i volunteered to become a substitute (grand)parent aid since my daughter’s time was fully committed with her studies. i noticed an overwhelmed first year teacher, i noticed aggressive playground confrontations, and many situations where adult support was missing when it was much needed. we continued to schedule meetings with school staff attempting to resolve the situation. nothing…at all…was working.
my heart ached for my daughter and i began to feel concern for my grandson. this was not our little boy…he was becoming unhealthy, he was not our happy care-free child and he was becoming reserved and frustrated.
one day while on the playground with him, he pointed to a hedge at the back of the school and told me, “deedee, i used to hide in there during recess but they cut it down.” i was stunned, “jake, why did you hide in the hedge?” “because i’m afraid.”
i wanted to cry.
instead, we attempted to find support from the staff.
sadly, it was becoming clearer that the environment was not safe for him.
she withdrew him from the school at the end of the term and transferred him back to his old school.
which brings me back to the phone call i described at the beginning of this post.
the change of environment is beginning to make a huge difference.
the principal has placed him in a classroom with a male teacher…which he loves. already, we can tell that his teacher understands how little boys think and learn…brilliant.
his smile and gentle demeanour are back. the pica disorder is hardly noticeable (and i expect it to cease altogether). most importantly, he is less stressed and safe.
what a relief…it may not solve all the issues we were facing but we are off to great start.
children are vulnerable and often find it difficult to communicate how they need help.
here are 6 ways to support children when they face difficult situations:
1. trust your instinct. you know your child better than anyone in the world. if things don’t add up, take action.
2. listen and believe them. although children can get facts wrong sometimes, it’s important to listen carefully. they will give you clues to the fact that there is a problem even if they don’t understand what the problem is. the clues are there: change in behaviour, frustration levels,
emotions and personality. you will find they will attempt to verbalize to the best of their ability, listen.
3. be involved. you will know, instinctively, if you are dealing with a situation that the child needs to work through him/herself. however, if he/she begins to struggle-be involved. sometimes, they just need to know there is back up support. sometimes, they need intervention.
4. be fearless to make the difficult decisions. give yourself the benefit of the doubt. there might be difficult decisions to make to ensure their well-being…make them.
5. ask for help and support. don’t be afraid to reach out for support. we all need help/support from time to time and that is what family and community are about. reach out!
6. don’t give up…no matter how long it takes to resolve. there were times when we were at our wits end. times, when we doubted what we did know, our instincts and decisions. however, my daughter didn’t give up. she started and stayed with it until she was able to narrow the issues down even to make an informed decision. it was stressful. it was difficult to get people to listen. we cried together but we DID NOT stop.
so, the day that my daughter called with good news…we celebrated!
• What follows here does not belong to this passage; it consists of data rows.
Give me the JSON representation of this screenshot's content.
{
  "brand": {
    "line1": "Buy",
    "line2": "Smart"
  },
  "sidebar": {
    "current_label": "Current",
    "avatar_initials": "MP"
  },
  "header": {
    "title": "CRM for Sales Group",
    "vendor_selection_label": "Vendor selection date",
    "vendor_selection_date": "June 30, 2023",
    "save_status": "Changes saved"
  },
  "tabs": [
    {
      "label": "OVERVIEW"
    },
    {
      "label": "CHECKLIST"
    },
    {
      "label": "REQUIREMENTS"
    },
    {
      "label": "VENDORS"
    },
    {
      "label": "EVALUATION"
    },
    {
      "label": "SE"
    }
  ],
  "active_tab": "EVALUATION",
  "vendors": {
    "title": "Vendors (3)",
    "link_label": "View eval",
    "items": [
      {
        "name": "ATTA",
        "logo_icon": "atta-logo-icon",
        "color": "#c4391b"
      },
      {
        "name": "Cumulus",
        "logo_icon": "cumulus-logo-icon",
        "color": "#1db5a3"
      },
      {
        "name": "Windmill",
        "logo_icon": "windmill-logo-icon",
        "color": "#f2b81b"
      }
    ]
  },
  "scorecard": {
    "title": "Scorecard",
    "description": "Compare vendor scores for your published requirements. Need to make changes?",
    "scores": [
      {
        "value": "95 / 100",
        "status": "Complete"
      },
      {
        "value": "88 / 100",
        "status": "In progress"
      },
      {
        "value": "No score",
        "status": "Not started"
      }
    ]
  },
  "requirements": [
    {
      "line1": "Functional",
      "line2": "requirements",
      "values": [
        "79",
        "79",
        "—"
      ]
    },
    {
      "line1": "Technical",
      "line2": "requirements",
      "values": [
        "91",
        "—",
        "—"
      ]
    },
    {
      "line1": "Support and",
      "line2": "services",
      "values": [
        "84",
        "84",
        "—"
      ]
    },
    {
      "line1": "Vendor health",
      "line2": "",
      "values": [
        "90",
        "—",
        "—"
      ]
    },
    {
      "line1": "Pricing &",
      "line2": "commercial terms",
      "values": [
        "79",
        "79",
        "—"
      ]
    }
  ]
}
we were grateful…all was well again.
do you have any tips to share about helping children through difficult situations? i would love to hear them. please share them in a comment below.
oh, and give your sweet babies a hug…that’s always a great place to start.
see you next time,